Enter your mobile number or email address below and we'll send you a link to download the free Kindle App. Then you can start reading Kindle books on your smartphone, tablet, or computer - no Kindle device required.
To get the free app, enter your mobile phone number.
Tick Bite Fever Paperback – September 28, 2004
Best Books of the Year So Far in fiction, nonfiction, mysteries, children's books, and much more.
Frequently Bought Together
Customers Who Bought This Item Also Bought
Top Customer Reviews
The first part I did find amusing. David was the kid from hell, always getting into trouble. The family's camping trips were also a good read, and I loved his doctor father's enthusiasm for playing around with old vehicles and his ability to get the family out of some of the predicaments into which he got them.
However, I felt that the tone of the book changed dramatically after the divorce of his parents, and from then on it rather lost its zing and the writing became less witty and less interesting. There are still occasional sparks of humour and a wry look at life in East Africa, but I found it finished on a flat note and was not as funny as I had expected it to be.
Speak Swahili Dammit, by James Penhaligon is in my opinion a far better book about an East African childhood.
He didn't stay long in Zambia but his reminiscences of Kenya still resonated for me and I found it a good read, highly entertaining and evocative. His sense of humor made the book all the more enjoyable and on several occasions caused me to laugh out loud, which is not something I do all that often when reading.
On the other hand, at times his frequent resort to hyperbole fell flat and was over-stretched: "... khaki-clad figures sneaking out of the school gate at a rate to rival Albanian asylum seekers making a dash for the Chunnel," being one example.
He also at times became somewhat bogged down in cataloguing every last detail of events that didn't really warrant such attention and left me flipping pages to skip to the next part of the story.
Nonetheless it was a good read. Surviving Africa is no mean achievement even if it is only due to random good luck. It is probably best survived by those who can find humor in the trials and tribulations that seem never ending ... at least in retrospect. One of his final comments, "I don't think I could go back now," definitely struck a chord. I found it very difficult to leave, I frequently feel a need to reconnect, and yet I agree that I don't think I could go ever really go back again.
Most Recent Customer Reviews

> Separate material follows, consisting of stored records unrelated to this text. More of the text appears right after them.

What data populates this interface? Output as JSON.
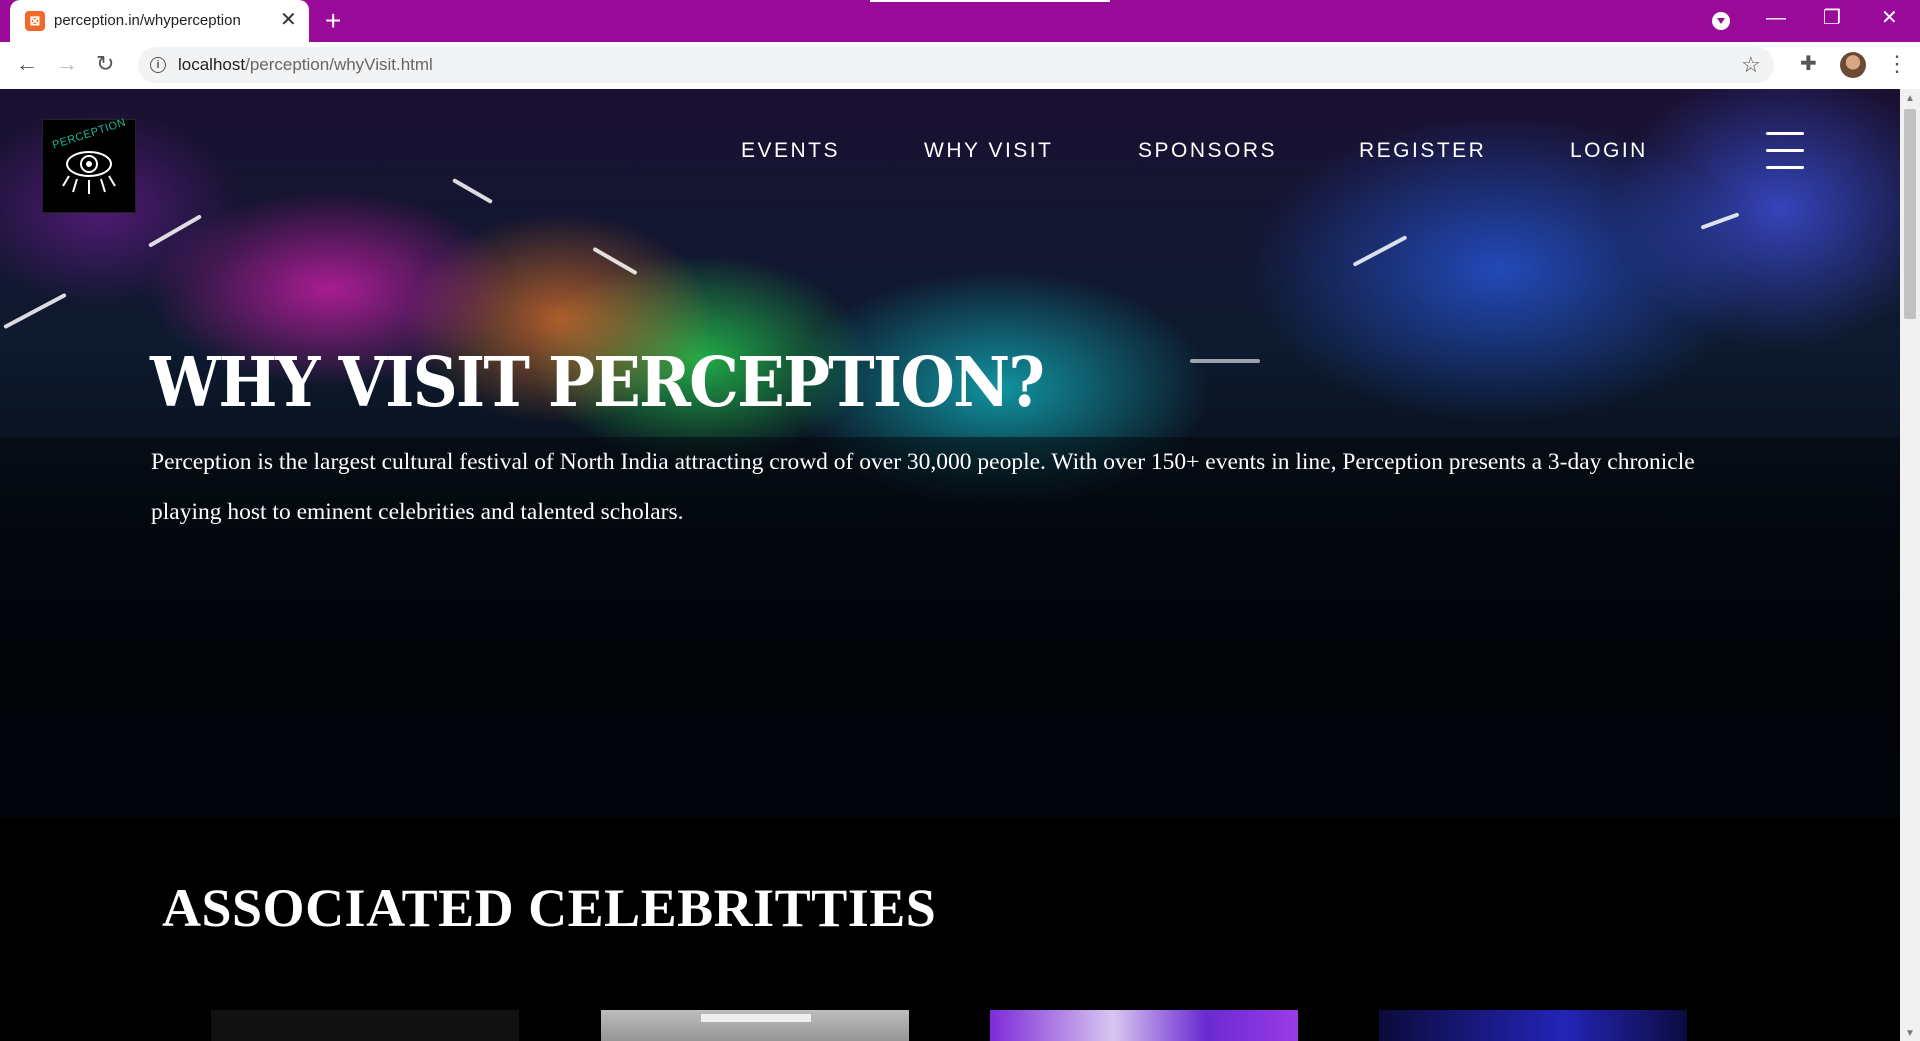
{
  "browser": {
    "tab_title": "perception.in/whyperception",
    "tab_close": "✕",
    "new_tab": "+",
    "url_host": "localhost",
    "url_path": "/perception/whyVisit.html",
    "back": "←",
    "forward": "→",
    "reload": "↻",
    "minimize": "—",
    "restore": "❐",
    "close": "✕",
    "star": "☆",
    "extensions": "✚",
    "menu": "⋮"
  },
  "site": {
    "logo_text": "PERCEPTION",
    "nav": [
      {
        "label": "EVENTS"
      },
      {
        "label": "WHY VISIT"
      },
      {
        "label": "SPONSORS"
      },
      {
        "label": "REGISTER"
      },
      {
        "label": "LOGIN"
      }
    ],
    "hero": {
      "title": "WHY VISIT PERCEPTION?",
      "description": "Perception is the largest cultural festival of North India attracting crowd of over 30,000 people. With over 150+ events in line, Perception presents a 3-day chronicle playing host to eminent celebrities and talented scholars."
    },
    "celebrities": {
      "heading": "ASSOCIATED CELEBRITTIES"
    }
  },
  "colors": {
    "tabbar": "#9a0a98",
    "logo_accent": "#1fb59a"
  }
}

being an ex-Kenyan it had a huge appeal. I associated with many of David's experiences. It is very funny and witty. I love his writing style. I didn't want it to end.Published on February 17, 2014 by LOIS KUHLE
It brought back so many memories from Africa! As a child raised in Africa, I could understand what the narrator and his family went through.Published on August 11, 2013 by Dawie de Jager
I grow up in Kenya at the same time as the author and this book brought back so many memories and lots of laughs!Published on September 24, 2010 by From Nairobi